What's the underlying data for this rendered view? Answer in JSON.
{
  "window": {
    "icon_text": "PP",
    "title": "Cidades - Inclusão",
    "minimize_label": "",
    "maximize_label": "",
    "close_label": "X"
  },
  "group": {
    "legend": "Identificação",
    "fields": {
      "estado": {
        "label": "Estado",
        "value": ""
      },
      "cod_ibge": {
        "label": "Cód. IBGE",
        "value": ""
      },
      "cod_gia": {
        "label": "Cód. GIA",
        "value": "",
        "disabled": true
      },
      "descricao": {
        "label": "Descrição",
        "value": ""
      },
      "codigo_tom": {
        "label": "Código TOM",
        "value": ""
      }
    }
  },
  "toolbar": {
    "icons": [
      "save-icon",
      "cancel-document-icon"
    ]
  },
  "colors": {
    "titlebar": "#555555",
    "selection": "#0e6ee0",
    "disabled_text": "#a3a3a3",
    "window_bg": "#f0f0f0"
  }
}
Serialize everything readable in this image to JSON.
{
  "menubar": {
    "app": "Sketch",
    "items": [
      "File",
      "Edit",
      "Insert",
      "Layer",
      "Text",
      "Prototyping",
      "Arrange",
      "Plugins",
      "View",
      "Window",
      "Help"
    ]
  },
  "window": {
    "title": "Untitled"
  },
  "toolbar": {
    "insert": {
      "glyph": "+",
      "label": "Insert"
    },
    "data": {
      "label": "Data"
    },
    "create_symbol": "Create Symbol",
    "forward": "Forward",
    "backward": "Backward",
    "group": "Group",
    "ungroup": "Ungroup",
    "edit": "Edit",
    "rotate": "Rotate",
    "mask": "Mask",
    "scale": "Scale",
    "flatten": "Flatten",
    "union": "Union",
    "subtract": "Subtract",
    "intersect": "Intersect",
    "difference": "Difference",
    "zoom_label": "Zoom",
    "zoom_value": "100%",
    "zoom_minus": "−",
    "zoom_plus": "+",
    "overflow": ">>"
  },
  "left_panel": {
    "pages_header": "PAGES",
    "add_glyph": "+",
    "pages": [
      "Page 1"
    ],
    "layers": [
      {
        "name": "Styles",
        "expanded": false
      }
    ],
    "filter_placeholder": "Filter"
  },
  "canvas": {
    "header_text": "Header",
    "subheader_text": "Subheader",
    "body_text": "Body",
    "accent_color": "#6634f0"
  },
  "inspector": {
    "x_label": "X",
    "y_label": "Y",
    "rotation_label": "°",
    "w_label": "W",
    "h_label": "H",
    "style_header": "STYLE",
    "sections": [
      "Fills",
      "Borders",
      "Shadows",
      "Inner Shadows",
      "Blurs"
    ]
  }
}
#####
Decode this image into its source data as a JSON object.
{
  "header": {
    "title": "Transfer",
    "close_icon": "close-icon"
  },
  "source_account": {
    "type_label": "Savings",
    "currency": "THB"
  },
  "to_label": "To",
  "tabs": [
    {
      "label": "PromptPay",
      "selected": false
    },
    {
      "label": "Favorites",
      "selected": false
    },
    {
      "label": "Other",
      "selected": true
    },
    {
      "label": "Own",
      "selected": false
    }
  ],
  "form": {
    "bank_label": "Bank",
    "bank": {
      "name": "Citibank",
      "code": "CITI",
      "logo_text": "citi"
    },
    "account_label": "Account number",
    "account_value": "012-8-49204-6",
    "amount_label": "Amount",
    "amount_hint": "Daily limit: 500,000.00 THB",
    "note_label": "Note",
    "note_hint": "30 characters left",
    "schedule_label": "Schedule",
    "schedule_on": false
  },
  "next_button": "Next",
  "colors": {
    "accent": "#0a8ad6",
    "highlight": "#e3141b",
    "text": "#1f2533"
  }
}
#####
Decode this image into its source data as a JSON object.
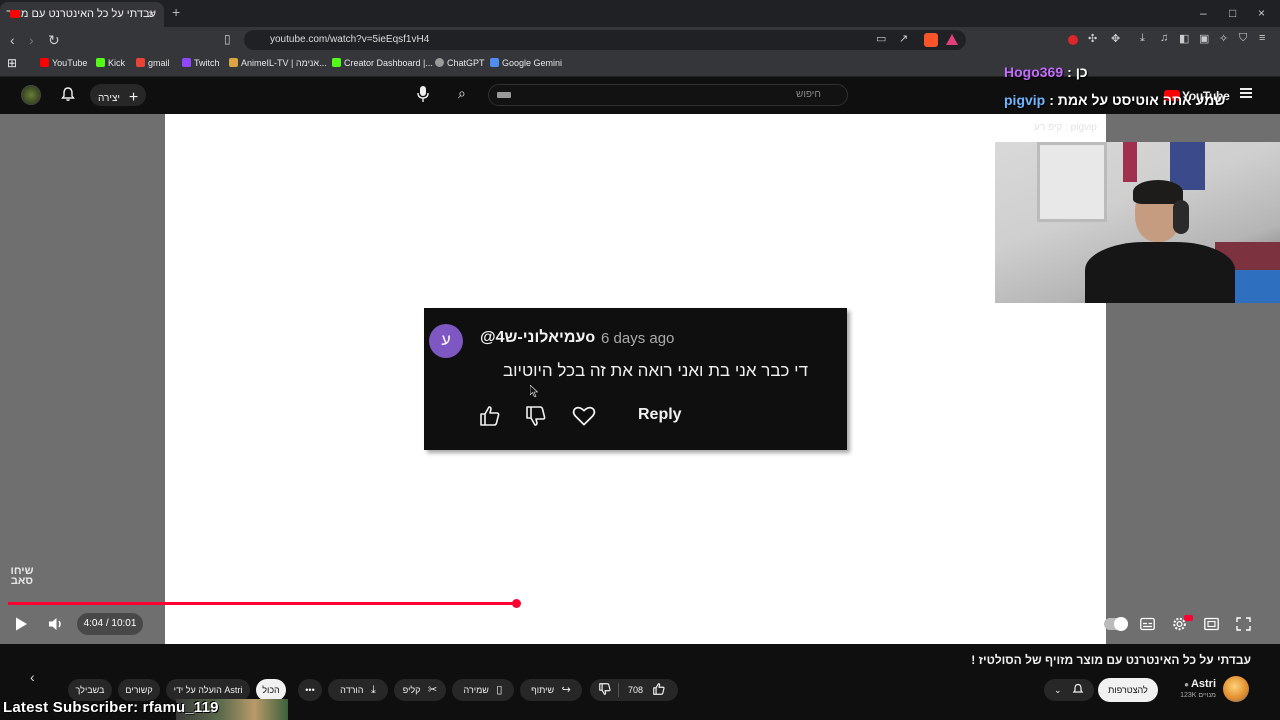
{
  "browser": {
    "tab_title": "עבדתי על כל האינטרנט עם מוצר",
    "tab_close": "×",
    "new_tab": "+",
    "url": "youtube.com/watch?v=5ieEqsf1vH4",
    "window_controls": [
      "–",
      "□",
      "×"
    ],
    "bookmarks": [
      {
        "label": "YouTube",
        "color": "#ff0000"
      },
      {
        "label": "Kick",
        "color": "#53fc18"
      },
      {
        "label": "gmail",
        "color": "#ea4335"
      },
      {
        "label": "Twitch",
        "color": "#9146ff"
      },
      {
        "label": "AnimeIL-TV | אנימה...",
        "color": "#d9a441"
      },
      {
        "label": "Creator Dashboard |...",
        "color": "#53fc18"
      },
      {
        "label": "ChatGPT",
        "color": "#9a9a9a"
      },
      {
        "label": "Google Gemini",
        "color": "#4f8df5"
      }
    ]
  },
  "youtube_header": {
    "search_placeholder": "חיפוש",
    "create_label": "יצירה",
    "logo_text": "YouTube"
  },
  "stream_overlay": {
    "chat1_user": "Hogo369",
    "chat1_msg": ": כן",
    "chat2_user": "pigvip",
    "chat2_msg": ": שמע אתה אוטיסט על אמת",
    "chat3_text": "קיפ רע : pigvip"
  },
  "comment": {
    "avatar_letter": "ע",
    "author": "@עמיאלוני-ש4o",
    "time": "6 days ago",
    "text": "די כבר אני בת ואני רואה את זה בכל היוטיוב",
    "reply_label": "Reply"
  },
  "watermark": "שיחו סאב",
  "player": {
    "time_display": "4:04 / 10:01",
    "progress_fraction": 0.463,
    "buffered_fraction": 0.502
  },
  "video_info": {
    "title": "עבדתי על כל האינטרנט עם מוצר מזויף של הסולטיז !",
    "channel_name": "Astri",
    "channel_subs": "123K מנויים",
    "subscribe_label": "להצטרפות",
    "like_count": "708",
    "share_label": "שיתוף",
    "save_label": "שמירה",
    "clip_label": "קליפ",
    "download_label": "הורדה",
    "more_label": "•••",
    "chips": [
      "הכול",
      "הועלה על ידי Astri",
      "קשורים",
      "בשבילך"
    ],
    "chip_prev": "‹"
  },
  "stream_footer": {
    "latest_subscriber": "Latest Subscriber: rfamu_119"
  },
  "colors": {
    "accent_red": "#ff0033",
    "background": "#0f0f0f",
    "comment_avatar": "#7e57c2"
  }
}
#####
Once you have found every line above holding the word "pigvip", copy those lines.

## Response to this task
    "chat2_user": "pigvip",
    "chat3_text": "קיפ רע : pigvip"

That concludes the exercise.